Data supplied>

━━━━━━━━━━━━━━━━━━━━━━━━━━━━━━

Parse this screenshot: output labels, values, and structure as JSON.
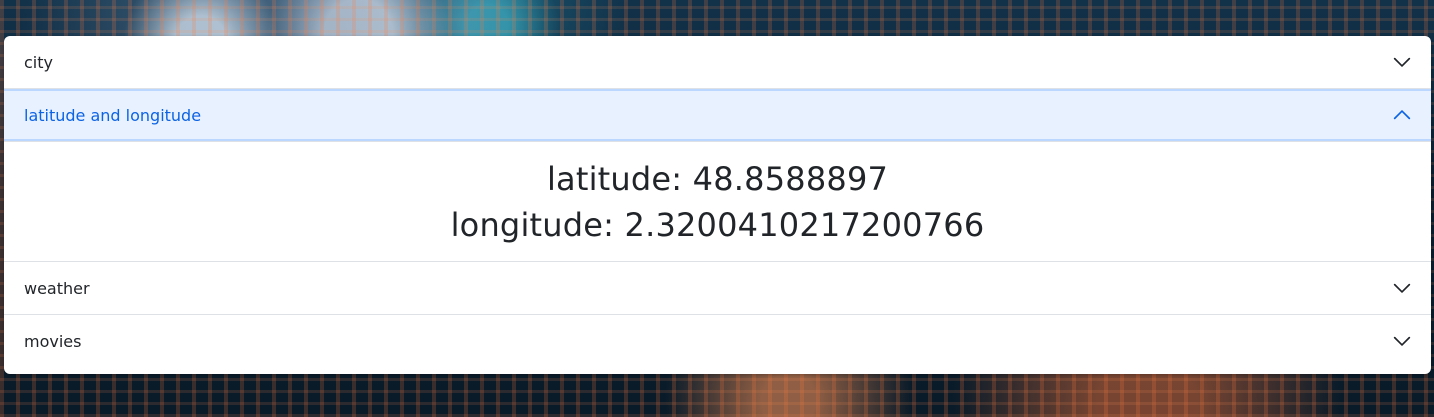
{
  "accordion": {
    "items": [
      {
        "label": "city",
        "expanded": false,
        "chevron_icon": "chevron-down-icon"
      },
      {
        "label": "latitude and longitude",
        "expanded": true,
        "chevron_icon": "chevron-up-icon"
      },
      {
        "label": "weather",
        "expanded": false,
        "chevron_icon": "chevron-down-icon"
      },
      {
        "label": "movies",
        "expanded": false,
        "chevron_icon": "chevron-down-icon"
      }
    ],
    "coordinates": {
      "latitude_text": "latitude: 48.8588897",
      "longitude_text": "longitude: 2.3200410217200766"
    }
  },
  "colors": {
    "accent": "#0c63e4",
    "active_header_bg": "#e7f1ff",
    "text": "#212529",
    "panel_bg": "#ffffff"
  }
}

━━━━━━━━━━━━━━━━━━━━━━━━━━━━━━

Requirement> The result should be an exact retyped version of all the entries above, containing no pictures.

Completed exercise>
Parse this screenshot: output labels, values, and structure as JSON.
{
  "accordion": {
    "items": [
      {
        "label": "city",
        "expanded": false,
        "chevron_icon": "chevron-down-icon"
      },
      {
        "label": "latitude and longitude",
        "expanded": true,
        "chevron_icon": "chevron-up-icon"
      },
      {
        "label": "weather",
        "expanded": false,
        "chevron_icon": "chevron-down-icon"
      },
      {
        "label": "movies",
        "expanded": false,
        "chevron_icon": "chevron-down-icon"
      }
    ],
    "coordinates": {
      "latitude_text": "latitude: 48.8588897",
      "longitude_text": "longitude: 2.3200410217200766"
    }
  },
  "colors": {
    "accent": "#0c63e4",
    "active_header_bg": "#e7f1ff",
    "text": "#212529",
    "panel_bg": "#ffffff"
  }
}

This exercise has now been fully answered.